Tuesday, February 24, 2009

Ensuring your passion is helping your team

Anthony Randolph's intensity manifests itself on the court.

"It made him slap a hard foul on Boston's Kevin Garnett and stare down one of his all-time favorite players — in Boston. It provoked him to scream at Houston center Yao Ming after he dunked on him — in Houston. It propels him to give his body for a block, a rebound, a loose ball, tempts him to take his man every time."

What he's learning is the difference between positive and negative energy.

"I've got to watch myself sometimes, that's the thing I'm trying to work on now," he said. "You've got to play mad. I'm more aggressive when I'm mad. It's not that I'm mad at a person. I'm just trying to go out there and go hard. Sometimes, I can get a little bit too excited, too amped up. I've got to learn how to control it."

Coaches love players who play with energy, enthusiasm, and passion. They appreciate the attitude and sense of urgency they bring to the court. Teammates feed off his energy.

The key, as Warriors veteran Stephen Jackson puts it, is channeling the energy in a constructive way.
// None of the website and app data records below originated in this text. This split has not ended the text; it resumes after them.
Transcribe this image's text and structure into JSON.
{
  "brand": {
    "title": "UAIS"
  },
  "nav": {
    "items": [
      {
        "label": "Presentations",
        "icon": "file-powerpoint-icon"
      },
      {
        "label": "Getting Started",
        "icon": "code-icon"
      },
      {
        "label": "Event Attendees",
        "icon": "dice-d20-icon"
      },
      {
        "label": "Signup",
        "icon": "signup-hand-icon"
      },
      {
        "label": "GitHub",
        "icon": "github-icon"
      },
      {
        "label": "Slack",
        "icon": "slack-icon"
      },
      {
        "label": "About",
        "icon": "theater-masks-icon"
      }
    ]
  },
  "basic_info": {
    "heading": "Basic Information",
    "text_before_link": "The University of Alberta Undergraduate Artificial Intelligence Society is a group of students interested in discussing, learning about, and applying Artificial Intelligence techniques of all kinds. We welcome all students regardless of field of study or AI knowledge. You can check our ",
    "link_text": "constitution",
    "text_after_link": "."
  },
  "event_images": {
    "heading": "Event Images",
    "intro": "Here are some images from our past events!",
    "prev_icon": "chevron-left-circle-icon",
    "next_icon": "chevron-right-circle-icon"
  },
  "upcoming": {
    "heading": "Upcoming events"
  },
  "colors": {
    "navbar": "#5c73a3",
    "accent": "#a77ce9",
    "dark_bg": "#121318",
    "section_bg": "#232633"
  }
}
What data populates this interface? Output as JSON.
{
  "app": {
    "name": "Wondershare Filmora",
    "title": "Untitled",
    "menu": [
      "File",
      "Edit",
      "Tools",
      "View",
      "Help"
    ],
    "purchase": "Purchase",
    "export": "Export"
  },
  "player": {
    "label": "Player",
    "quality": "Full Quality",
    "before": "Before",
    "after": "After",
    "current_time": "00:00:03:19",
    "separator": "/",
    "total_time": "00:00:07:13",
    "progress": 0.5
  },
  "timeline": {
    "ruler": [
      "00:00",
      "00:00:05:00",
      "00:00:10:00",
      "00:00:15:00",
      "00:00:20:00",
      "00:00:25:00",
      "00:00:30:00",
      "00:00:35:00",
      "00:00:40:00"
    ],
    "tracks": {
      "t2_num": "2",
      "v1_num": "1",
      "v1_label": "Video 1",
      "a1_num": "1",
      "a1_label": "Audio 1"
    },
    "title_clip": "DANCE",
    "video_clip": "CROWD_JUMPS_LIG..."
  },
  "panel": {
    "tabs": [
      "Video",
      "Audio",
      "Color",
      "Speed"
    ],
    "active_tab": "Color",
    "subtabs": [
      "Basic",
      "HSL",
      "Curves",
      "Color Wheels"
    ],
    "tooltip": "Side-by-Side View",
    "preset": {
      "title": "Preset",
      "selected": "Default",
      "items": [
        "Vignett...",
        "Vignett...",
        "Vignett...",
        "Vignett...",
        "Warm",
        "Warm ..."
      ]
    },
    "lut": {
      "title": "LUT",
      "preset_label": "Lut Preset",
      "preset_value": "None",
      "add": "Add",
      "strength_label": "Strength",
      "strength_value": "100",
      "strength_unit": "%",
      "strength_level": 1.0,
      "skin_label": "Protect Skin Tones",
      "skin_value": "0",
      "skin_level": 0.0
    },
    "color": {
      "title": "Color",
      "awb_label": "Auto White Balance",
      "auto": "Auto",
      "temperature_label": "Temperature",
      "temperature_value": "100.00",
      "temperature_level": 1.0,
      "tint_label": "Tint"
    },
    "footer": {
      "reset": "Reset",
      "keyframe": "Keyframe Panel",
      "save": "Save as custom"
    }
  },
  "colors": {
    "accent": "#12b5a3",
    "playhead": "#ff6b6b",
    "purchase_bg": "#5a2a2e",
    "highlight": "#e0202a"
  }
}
"I love his passion. I love his fire for the game," said Jackson, who has dealt with a similar quandary. "That's something you can't teach. That's rare. ... He's going to have to learn, just like I had to learn, that it's a fine line between having too much passion and hurting your team, and having passion and helping your team."